Since September 12, 1980, many governments, international bodies and nongovernmental organizations have taken an extremely active interest in the human rights situation in Turkey. That date marked the third time in as many decades that the Turkish military had taken power, this time in the wake of governmental paralysis, political polarization, and an uncontrolled wave of violence and terrorism which even civilian-imposed martial law could not stem.
Still in power in 1982, the ruling generals had made it clear that power would not be returned to civilian hands until, in their view, the causes of the previous unrest had been eliminated. Political activities remained restricted, and large numbers of Turkish citizens were in prison awaiting trial on a variety of politically related charges. Allegations of serious human rights abuses were widespread.
The Commission had been urged by nongovernmental organizations, by Members of Congress, and by parliamentarians in other NATO countries, to investigate the charges of abuse. A staff delegation visited Turkey from August 22-29, 1982, and its report represented one of the first open expressions of concern about the Turkish situation by official representatives of the United States.
Since the October 1982 report, the Commission, Members of Congress, various international bodies, and a variety of private organizations have followed events there with great interest. In the past six years, certain sanctions have been applied by the international community, and have been rescinded as progress was made in im proving the human rights situation. In light of its ongoing interest m Turkey, and the concern which private organizations continue to express, the Commission felt it appropriate to visit Turkey again and to assess the situation once more.
The Commission believes that, since the previous staff report, Turkey has made impressive strides toward a full restoration of human rights and the democratic process. The past six years have seen a renewal of the national commitment to achieving democratic ideals for all Turkish citizens and patterns of tolerance have emerged. They are being strengthened by institutional reform, a citizenry largely committed to the democratic process, and by the activities of the press and various private organizations.
The Commission also believes that certain human rights problems, which often predate the 1980 military takeover, persist in Turkey. The report describes them and certain measures which are being undertaken in order to deal with them.

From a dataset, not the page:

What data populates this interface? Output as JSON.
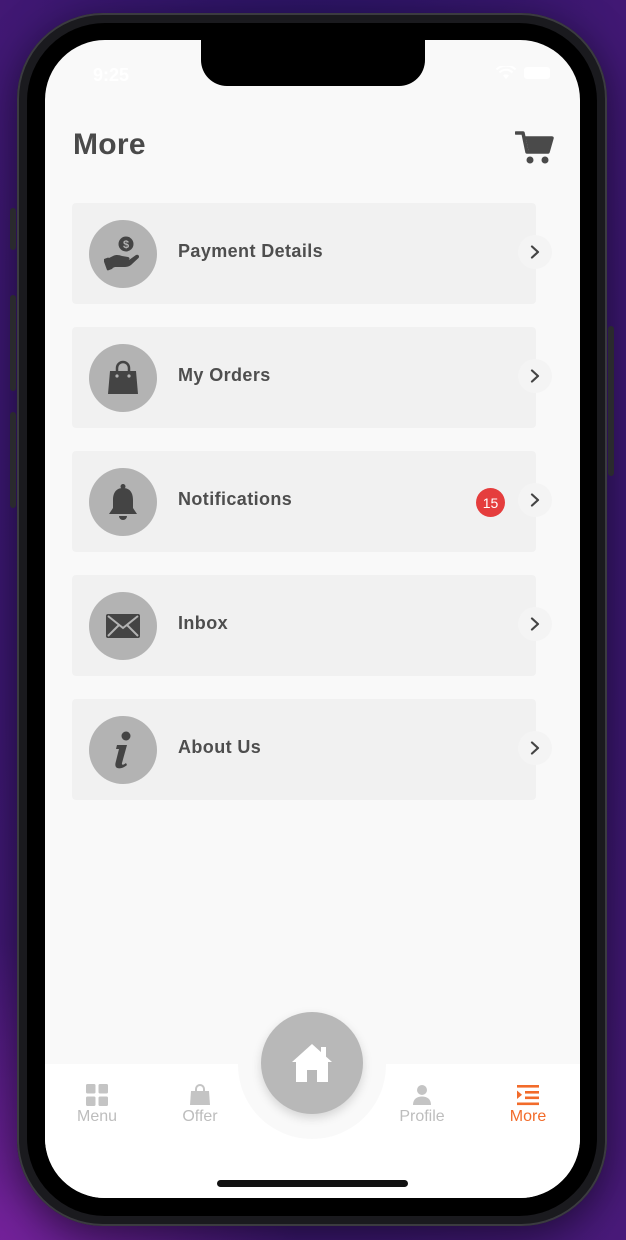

This report by the staff, describing developments since the 1982 report and assessing the current state of affairs, is a product of the Commission’s continuing interest in Turkey’s progress toward full democratization. The hard-won national independence of 1923 en compassed a vision of the future which incorporated a proud historical heritage in a Western framework. The profound changes that followed required great national will and commitment. It is the Commission’s hope that the momentum of Turkish human rights improvements will be sustained. Turkey is a geographical and cultural bridge between Europe and the Middle East, and the Turkish experience may serve as a lesson for both worlds.